Homes with Hope

A Homeless Shelter Two Doors from Tiffany’s

Homes with Hope - Gillespie Center and Hoskins Place

Originally published in the Norwalk Hour on Sunday, March 30, 2014 by Roy Fuchs. Read the original here.

WESTPORT – Yes, Westport has its homeless, and Westport has its hungry. Fortunately, as Jeff Wieser, Executive Director of Westport’s Homes With Hope recently told Y’s Men of Westport/Weston, his organization has been helping our community for 30 years.

Wieser was introduced by Reverend Peter Powell, a Y’s Man who led the organization and its predecessor, the Interfaith Housing Association, for 22 years. He told the audience that “Jeff got the mission right a long time ago,” first as a volunteer, then a volunteer board member, and now as its leader.

The need to feed the homeless bubbled to the surface in the early 1980s, due to efforts by Ted Hoskins, then Pastor of the Saugatuck Congregational Church, to respond to the growing number of people sleeping in the church.
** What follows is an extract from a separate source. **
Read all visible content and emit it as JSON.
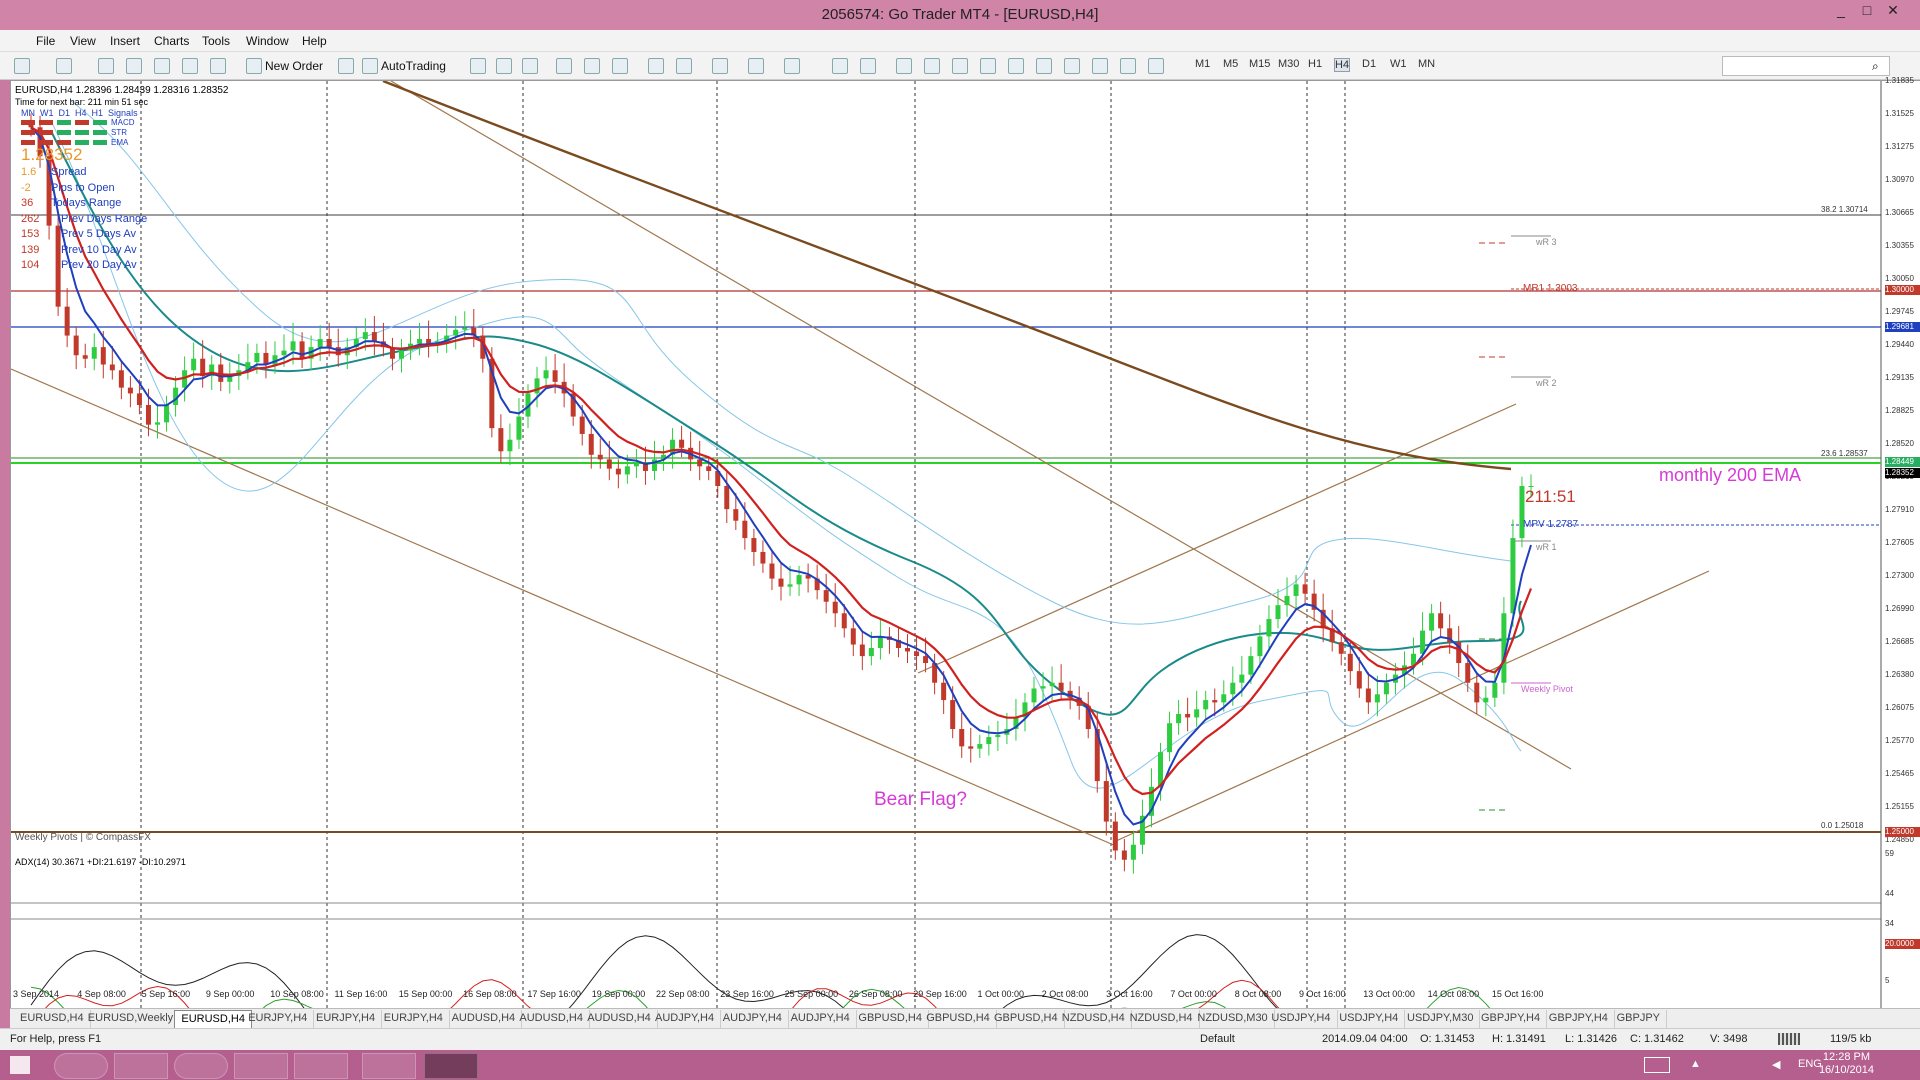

After a spirited campaign – what else would we expect in Westport – Hoskins’ group, Operation Bootstrap, began feeding people in need in 1983.

In December, 1984 a homeless shelter for 16 men was opened in the former Vigilant Fire House on Wilton Road. Five years later the shelter was relocated to the Gillespie Center – making “Westport perhaps the only town in American where the homeless shelter is two doors from Tiffany’s.”
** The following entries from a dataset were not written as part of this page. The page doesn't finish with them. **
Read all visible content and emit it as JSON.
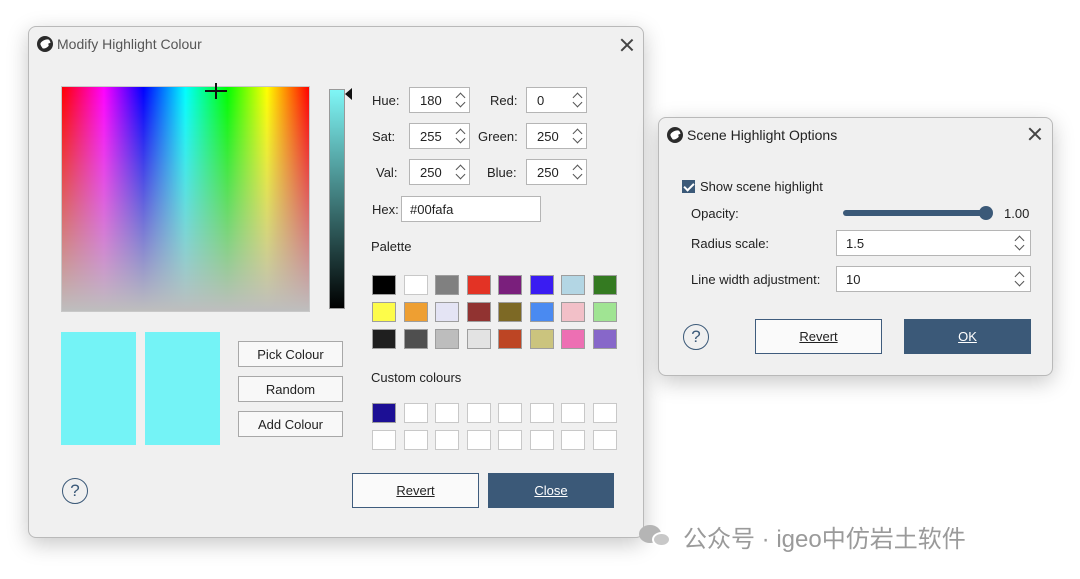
{
  "colour_dialog": {
    "title": "Modify Highlight Colour",
    "hue_label": "Hue:",
    "hue_value": "180",
    "sat_label": "Sat:",
    "sat_value": "255",
    "val_label": "Val:",
    "val_value": "250",
    "red_label": "Red:",
    "red_value": "0",
    "green_label": "Green:",
    "green_value": "250",
    "blue_label": "Blue:",
    "blue_value": "250",
    "hex_label": "Hex:",
    "hex_value": "#00fafa",
    "palette_label": "Palette",
    "custom_label": "Custom colours",
    "pick_label": "Pick Colour",
    "random_label": "Random",
    "add_label": "Add Colour",
    "revert_label": "Revert",
    "close_label": "Close",
    "help_glyph": "?",
    "current_colour": "#74f3f6",
    "palette": [
      "#000000",
      "#ffffff",
      "#808080",
      "#e33325",
      "#7a1f7c",
      "#3a1cf2",
      "#b3d6e4",
      "#347a21",
      "#fdfc4a",
      "#ee9f32",
      "#e4e4f4",
      "#913331",
      "#7d6925",
      "#4a8af1",
      "#f2c0c8",
      "#a0e493",
      "#1f1f1f",
      "#4f4f4f",
      "#bdbdbd",
      "#e3e3e3",
      "#bd4524",
      "#cbc47e",
      "#ed6fb3",
      "#8767c9"
    ],
    "custom_colours": [
      "#1c0f95",
      "#ffffff",
      "#ffffff",
      "#ffffff",
      "#ffffff",
      "#ffffff",
      "#ffffff",
      "#ffffff",
      "#ffffff",
      "#ffffff",
      "#ffffff",
      "#ffffff",
      "#ffffff",
      "#ffffff",
      "#ffffff",
      "#ffffff"
    ]
  },
  "scene_dialog": {
    "title": "Scene Highlight Options",
    "show_label": "Show scene highlight",
    "show_checked": true,
    "opacity_label": "Opacity:",
    "opacity_value": "1.00",
    "radius_label": "Radius scale:",
    "radius_value": "1.5",
    "line_label": "Line width adjustment:",
    "line_value": "10",
    "revert_label": "Revert",
    "ok_label": "OK",
    "help_glyph": "?"
  },
  "watermark": {
    "text": "公众号 · igeo中仿岩土软件"
  }
}
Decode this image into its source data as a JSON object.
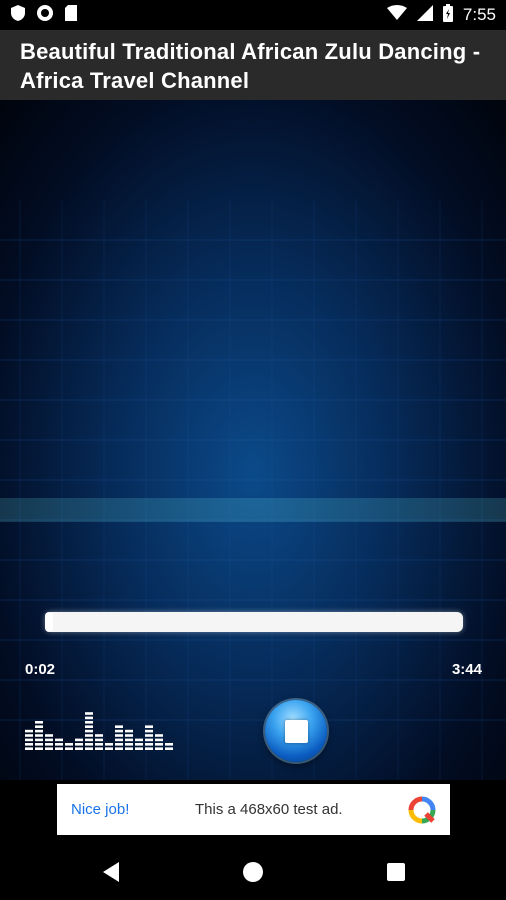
{
  "status_bar": {
    "time": "7:55",
    "icons_left": [
      "shield-icon",
      "record-icon",
      "sd-card-icon"
    ],
    "icons_right": [
      "wifi-icon",
      "signal-icon",
      "battery-icon"
    ]
  },
  "header": {
    "title": "Beautiful Traditional African Zulu Dancing - Africa Travel Channel"
  },
  "player": {
    "current_time": "0:02",
    "total_time": "3:44",
    "progress_fraction": 0.01,
    "control_icon": "stop-icon",
    "equalizer_icon": "equalizer-icon"
  },
  "ad": {
    "cta": "Nice job!",
    "text": "This a 468x60 test ad.",
    "logo_icon": "ad-logo-icon"
  },
  "nav": {
    "icons": [
      "back-icon",
      "home-icon",
      "recents-icon"
    ]
  },
  "colors": {
    "title_bar": "#2a2a2a",
    "accent_blue": "#1a73e8",
    "wave_cyan": "#3fd3e8"
  }
}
In 2013 Homes With Hope received and donated over 3,200 bags of groceries through the Food Pantry – “homelessness prevention” Wieser called it, half to Westporters. They served over 30,000 meals at the Community Kitchen in the Gillespie Center, and sheltered 108 people in Gillespie’s 15 men’s and four women’s beds.

But Powell’s vision went far beyond a needed meal and temporary shelter. His jewel in the crown is the 30 units of permanent supportive housing the organization runs – with another 20 planned for the next two years. PSH shelters the homeless in home settings. More importantly, it provides each client with professional casework support and “resources needed for them to be successful in their journey out of homelessness.”

In 1998 Powell led Homes into supportive housing with the acquisition of four buildings with nine units of what are today permanent supportive housing on Saugatuck Avenue near exit 17. At last December’s 30th anniversary celebration the area was appropriately renamed Powell Place. Homes With Hope also own six units on West End Avenue and ten in Hale’s Court. And the Westport Housing Authority is razing the trailer park at Sasco Creek to add about 50 apartment units, six of which will be Homes With Hope permanent supportive housing.

Since 1992 the organization has provided housing for 183 families headed by single mothers and their 278 children in the Bacharach Community, three homes on Wassel Lane. Despite some initial concern, Wieser commented that “today we’re a part of the neighborhood.” They have also converted the Linxweiler House on the Post Road to house two single mothers and their families.

Both locations provide homes for these families as the mothers seek employment, take counseling to assure they do not return to homelessness, and help them progress to more permanent housing.

Wieser noted that they can do as much as they do because they have a substantial number of volunteers to aid them. He recognized a few Y’s Men – the men who make weekly food deliveries from Stew Leonard’s and rake leaves at Bacharach Community; individuals including Bob Stokes, who provides pre-employment training as part of the Permanent Supportive Housing program; Austen Doolittle, one of the first board chairs; Larry Untermeyer, who has photographed their Castles in the Sand projects since the beginning; Mario Sa’Cuto for organizing a recent Westport Sunrise Rotary food drive; and the Hoot Owls, the Y’s Men’s singing group, who entertain at their holiday party.

Important a model as Homes With Hope is, it is, as closely as Wieser can determine, one of only four in affluent suburban communities in the US, along with Operation Hope in Fairfield, Cornerstones in Reston, VA, and Committee on the Shelterless (COTS) in Petaluma, CA.

Homes With Hope gets only 30 percent of its funding from government agencies, in part Wieser noted, because government prefers “more standardized solutions,” and it prefers to fund programs in cities that meet today’s needs today rather than investing in the more comprehensive Permanent Supportive Housing programs that can make a permanent difference.

Much of the other 70 percent is raised through two major events every year – in November, an evening of comedy, Stand Up for Homes With Hope at Westport Country Playhouse, and Castles in the Sand, a day of sand sculpting at Compo Beach, this year on May 10th.

Those interested in learning more about Homes With Hope – and in entering Castles in the Sand can visit